.. . rescue
THE TRENT VALLEY PROJECT
by Jeffrey May and Hazel Wheeler
FROM time to time, emergencies arise in field archaeology which demand a bigger and more sustained effort than the usual kind of rescue excavation. Particularly where gravel quarrying in the river valleys has threatened areas of former high- density occupation, it has become common for excavation committees to be set up, usually for short periods, to raise funds and some times to employ full-time field archaeologists. The 1960s saw a spate of such committees, and one of the earliest, operating in the gravel pits of the Welland valley from 1962 to 1966, was described in the very first issue of Current Archaeology.
The results of some of this activity have been—or promise to be—of the greatest importance to British archaeology. Not only have major new sites been found, but attention has been directed to the often-neglected questions of the development of occupation through many archaeological periods, and the relationships of settlement to environment. Indeed, the river valleys themselves have been highlighted, not merely as routeways, but as key areas of early settlement.
If the usefulness of these temporary committees has been clear, the difficulties which some of them faced are equally so. Aerial photography reveals sites by the score every year, and gravel quarrying and other destructive activities seem likely to continue in the foreseeable future. A project of limited duration may usefully record this site or that, but hardly confronts the main issue— the continual destruction of sites.
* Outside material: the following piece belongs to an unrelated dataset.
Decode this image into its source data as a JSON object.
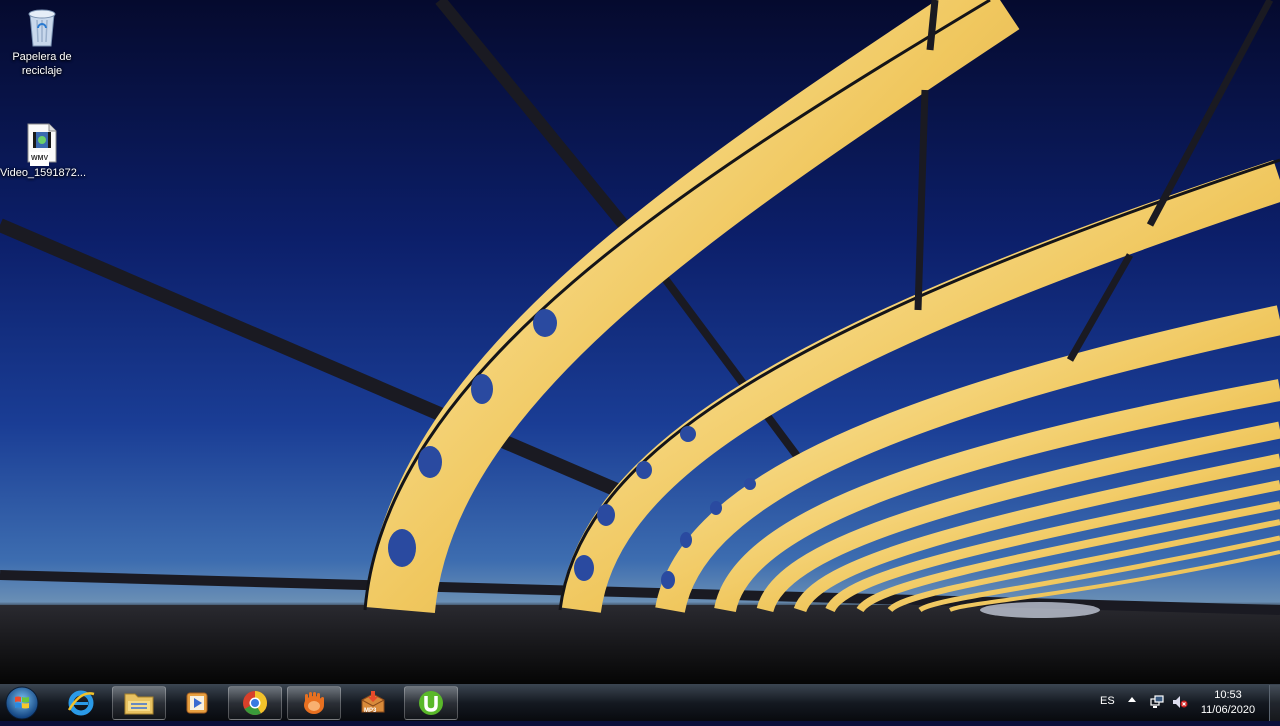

Also, the necessities of keeping costs to a minimum means that the archaeologist may find himself with a salary lower than it ought to be, and with inadequate staffing and equipment. These problems are very relevant- No one, with the best will in the world, can be expected to stay in a low-paid, temporary job, with no prospects, if anything better turns up. And the resulting insecurity does nothing to establish the essential pre-condition for any successful regional programme—a thorough knowledge of the area and its sites, and the development of personal contacts and friendships with all people involved in the region's archaeology. Regional studies, as distinct from specialist studies of particular types of site, are most effectively done by workers well-established in the area, and willing to stay there. A third difficulty is that a short-term project is likely to place heavy emphasis on digging, perhaps for most of the year, not only as a matter of conscience in countering threats, but to demonstrate quick and spectacular progress to those financing it.
Yet a properly organised programme needs first a clear picture of the task ahead, and probably some system of priorities. Further, its publications should go hand in hand with excavation, rather than await their opportunity later. And it may take longer to prepare a publication than to excavate the site.
Thoughts like these came to mind in 1966, when considering the problems of the Trent valley, which contains the third major river system in Britain. This huge area, of some 300 square miles, is a geographical unity, and it seemed sensible to treat it as a potential archaeological one also. Extensive aerial photography just started in the main river valley by Mr. J. Pickering of Hinckley was adding much new information to that